[[ Data under study open ]]
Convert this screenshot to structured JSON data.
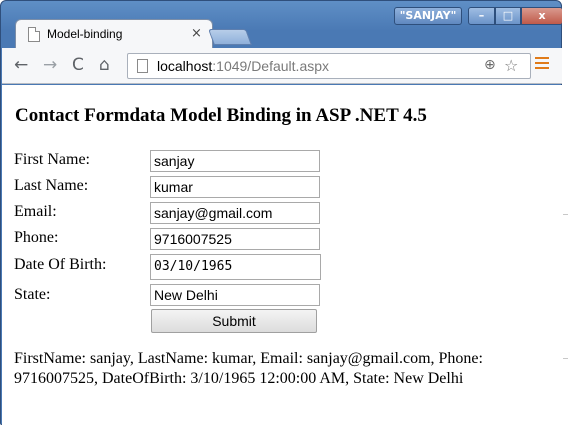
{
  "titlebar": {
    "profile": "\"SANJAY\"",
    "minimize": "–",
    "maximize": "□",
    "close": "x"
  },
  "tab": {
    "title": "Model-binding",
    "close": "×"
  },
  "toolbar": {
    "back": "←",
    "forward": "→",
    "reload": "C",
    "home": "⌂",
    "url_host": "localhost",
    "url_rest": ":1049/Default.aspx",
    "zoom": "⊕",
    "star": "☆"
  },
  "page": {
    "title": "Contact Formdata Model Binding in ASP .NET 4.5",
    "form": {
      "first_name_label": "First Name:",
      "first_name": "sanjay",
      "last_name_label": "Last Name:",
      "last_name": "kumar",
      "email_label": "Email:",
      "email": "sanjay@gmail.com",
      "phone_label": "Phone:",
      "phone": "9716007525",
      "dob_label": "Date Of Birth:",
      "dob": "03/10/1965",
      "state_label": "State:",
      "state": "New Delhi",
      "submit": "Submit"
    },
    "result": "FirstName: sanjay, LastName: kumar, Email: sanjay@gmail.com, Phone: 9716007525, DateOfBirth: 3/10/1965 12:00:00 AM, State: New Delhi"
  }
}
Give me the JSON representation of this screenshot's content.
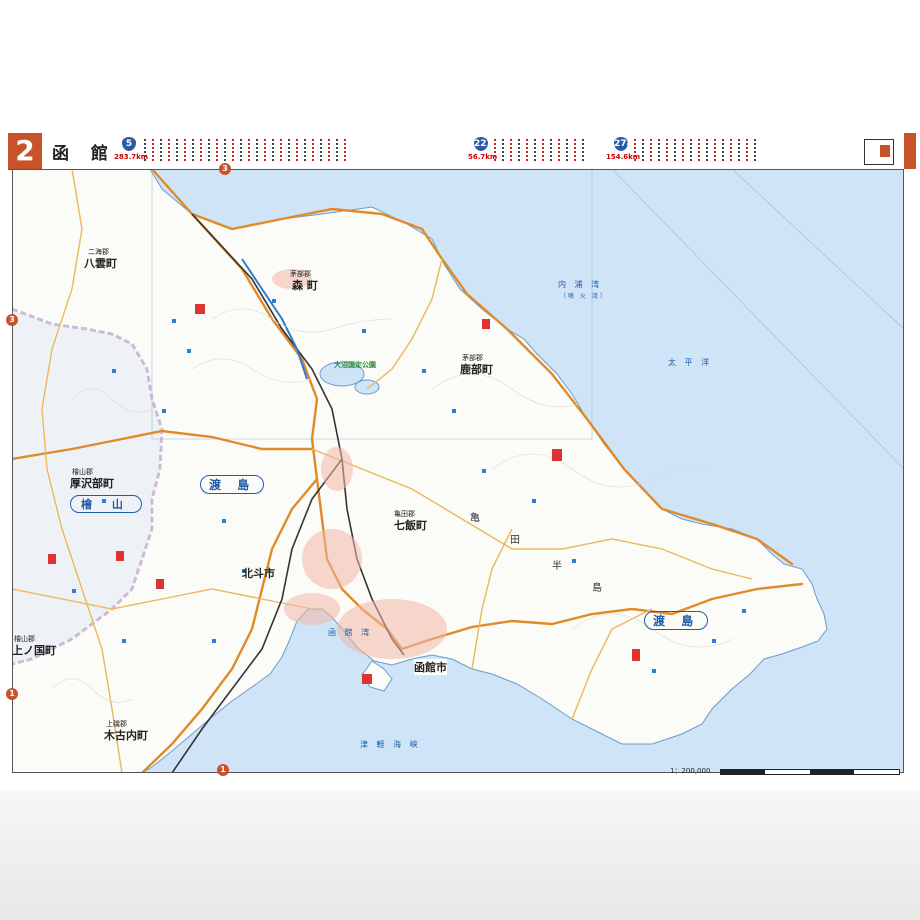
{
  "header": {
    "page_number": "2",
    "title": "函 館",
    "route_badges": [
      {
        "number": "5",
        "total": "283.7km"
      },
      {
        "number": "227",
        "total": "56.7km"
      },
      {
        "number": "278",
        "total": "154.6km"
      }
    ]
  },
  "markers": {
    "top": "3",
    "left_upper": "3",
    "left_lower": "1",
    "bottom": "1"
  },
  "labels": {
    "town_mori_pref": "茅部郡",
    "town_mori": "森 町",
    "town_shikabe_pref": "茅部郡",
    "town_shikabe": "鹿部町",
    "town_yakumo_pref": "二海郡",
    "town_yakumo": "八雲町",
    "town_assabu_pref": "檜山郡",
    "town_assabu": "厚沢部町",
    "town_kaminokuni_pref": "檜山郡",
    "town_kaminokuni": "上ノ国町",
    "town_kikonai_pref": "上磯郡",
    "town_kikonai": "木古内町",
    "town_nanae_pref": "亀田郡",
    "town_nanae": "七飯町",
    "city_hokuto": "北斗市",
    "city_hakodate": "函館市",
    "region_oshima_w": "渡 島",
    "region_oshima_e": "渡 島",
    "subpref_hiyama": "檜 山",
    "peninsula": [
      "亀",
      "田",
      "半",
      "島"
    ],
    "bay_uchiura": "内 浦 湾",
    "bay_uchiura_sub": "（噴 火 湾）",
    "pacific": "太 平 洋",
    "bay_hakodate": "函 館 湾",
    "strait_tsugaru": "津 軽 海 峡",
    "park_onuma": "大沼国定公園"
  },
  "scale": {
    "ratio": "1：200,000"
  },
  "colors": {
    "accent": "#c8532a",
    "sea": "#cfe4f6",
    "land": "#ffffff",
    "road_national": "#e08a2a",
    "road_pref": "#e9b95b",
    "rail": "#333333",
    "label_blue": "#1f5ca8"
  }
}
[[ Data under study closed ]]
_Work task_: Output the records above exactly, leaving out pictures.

_Result of the exercise_:
Convert this screenshot to structured JSON data.
{
  "titlebar": {
    "profile": "\"SANJAY\"",
    "minimize": "–",
    "maximize": "□",
    "close": "x"
  },
  "tab": {
    "title": "Model-binding",
    "close": "×"
  },
  "toolbar": {
    "back": "←",
    "forward": "→",
    "reload": "C",
    "home": "⌂",
    "url_host": "localhost",
    "url_rest": ":1049/Default.aspx",
    "zoom": "⊕",
    "star": "☆"
  },
  "page": {
    "title": "Contact Formdata Model Binding in ASP .NET 4.5",
    "form": {
      "first_name_label": "First Name:",
      "first_name": "sanjay",
      "last_name_label": "Last Name:",
      "last_name": "kumar",
      "email_label": "Email:",
      "email": "sanjay@gmail.com",
      "phone_label": "Phone:",
      "phone": "9716007525",
      "dob_label": "Date Of Birth:",
      "dob": "03/10/1965",
      "state_label": "State:",
      "state": "New Delhi",
      "submit": "Submit"
    },
    "result": "FirstName: sanjay, LastName: kumar, Email: sanjay@gmail.com, Phone: 9716007525, DateOfBirth: 3/10/1965 12:00:00 AM, State: New Delhi"
  }
}
Give me the JSON representation of this screenshot's content.
{
  "header": {
    "page_number": "2",
    "title": "函 館",
    "route_badges": [
      {
        "number": "5",
        "total": "283.7km"
      },
      {
        "number": "227",
        "total": "56.7km"
      },
      {
        "number": "278",
        "total": "154.6km"
      }
    ]
  },
  "markers": {
    "top": "3",
    "left_upper": "3",
    "left_lower": "1",
    "bottom": "1"
  },
  "labels": {
    "town_mori_pref": "茅部郡",
    "town_mori": "森 町",
    "town_shikabe_pref": "茅部郡",
    "town_shikabe": "鹿部町",
    "town_yakumo_pref": "二海郡",
    "town_yakumo": "八雲町",
    "town_assabu_pref": "檜山郡",
    "town_assabu": "厚沢部町",
    "town_kaminokuni_pref": "檜山郡",
    "town_kaminokuni": "上ノ国町",
    "town_kikonai_pref": "上磯郡",
    "town_kikonai": "木古内町",
    "town_nanae_pref": "亀田郡",
    "town_nanae": "七飯町",
    "city_hokuto": "北斗市",
    "city_hakodate": "函館市",
    "region_oshima_w": "渡 島",
    "region_oshima_e": "渡 島",
    "subpref_hiyama": "檜 山",
    "peninsula": [
      "亀",
      "田",
      "半",
      "島"
    ],
    "bay_uchiura": "内 浦 湾",
    "bay_uchiura_sub": "（噴 火 湾）",
    "pacific": "太 平 洋",
    "bay_hakodate": "函 館 湾",
    "strait_tsugaru": "津 軽 海 峡",
    "park_onuma": "大沼国定公園"
  },
  "scale": {
    "ratio": "1：200,000"
  },
  "colors": {
    "accent": "#c8532a",
    "sea": "#cfe4f6",
    "land": "#ffffff",
    "road_national": "#e08a2a",
    "road_pref": "#e9b95b",
    "rail": "#333333",
    "label_blue": "#1f5ca8"
  }
}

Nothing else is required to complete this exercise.